Why is it that, starting around Dec. 21, the sun stays out longer but temperatures continue to fall into January?
Judy Perkins, Yorkville
The answer lies in the "lag of seasons," the phenomenon in which the coldest portion of the year trails behind the time of minimum heat input (insolation) from the sun. That lag also applies to the peak of temperatures in the summer being delayed until after the time of maximum insolation. Chicago's normal high/low temperatures on Dec. 21 are 33/19 degrees, but fall to 31/16 degrees on Jan. 18, a lag of 28 days. On June 21, the city's normals are 82/60 degrees, but rise to 85/64 on July 12, 21 days later. Even though insolation increases after Dec. 21, it's still insufficient, at least for a few weeks, to replace heat being lost into space.
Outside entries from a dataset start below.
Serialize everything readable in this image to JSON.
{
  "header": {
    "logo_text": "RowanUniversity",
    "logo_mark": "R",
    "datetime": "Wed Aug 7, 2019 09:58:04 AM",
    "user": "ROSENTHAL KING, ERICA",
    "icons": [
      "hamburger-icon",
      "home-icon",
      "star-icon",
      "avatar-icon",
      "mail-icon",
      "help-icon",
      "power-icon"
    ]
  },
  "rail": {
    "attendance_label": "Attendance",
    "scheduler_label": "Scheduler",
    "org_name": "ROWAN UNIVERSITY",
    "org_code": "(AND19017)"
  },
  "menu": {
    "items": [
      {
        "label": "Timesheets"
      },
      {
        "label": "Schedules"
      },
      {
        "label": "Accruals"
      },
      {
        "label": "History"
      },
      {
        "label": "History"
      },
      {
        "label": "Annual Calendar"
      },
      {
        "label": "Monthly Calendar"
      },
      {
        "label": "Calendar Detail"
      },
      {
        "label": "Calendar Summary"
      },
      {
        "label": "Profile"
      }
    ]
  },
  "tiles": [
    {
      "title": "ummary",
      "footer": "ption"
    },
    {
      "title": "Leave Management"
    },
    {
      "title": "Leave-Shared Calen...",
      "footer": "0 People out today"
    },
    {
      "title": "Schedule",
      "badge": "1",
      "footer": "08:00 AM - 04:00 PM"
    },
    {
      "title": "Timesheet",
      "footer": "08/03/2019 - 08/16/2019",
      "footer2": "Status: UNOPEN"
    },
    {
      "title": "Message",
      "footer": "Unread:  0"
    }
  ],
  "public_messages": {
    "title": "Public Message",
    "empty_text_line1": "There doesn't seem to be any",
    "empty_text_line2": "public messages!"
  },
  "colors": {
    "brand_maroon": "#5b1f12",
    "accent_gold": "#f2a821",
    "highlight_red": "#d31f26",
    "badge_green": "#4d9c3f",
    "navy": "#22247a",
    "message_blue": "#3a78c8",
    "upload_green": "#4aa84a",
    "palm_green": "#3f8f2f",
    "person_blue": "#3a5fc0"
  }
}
In addition, it takes a while for land, water and air to heat up; the reverse prevails in the summer.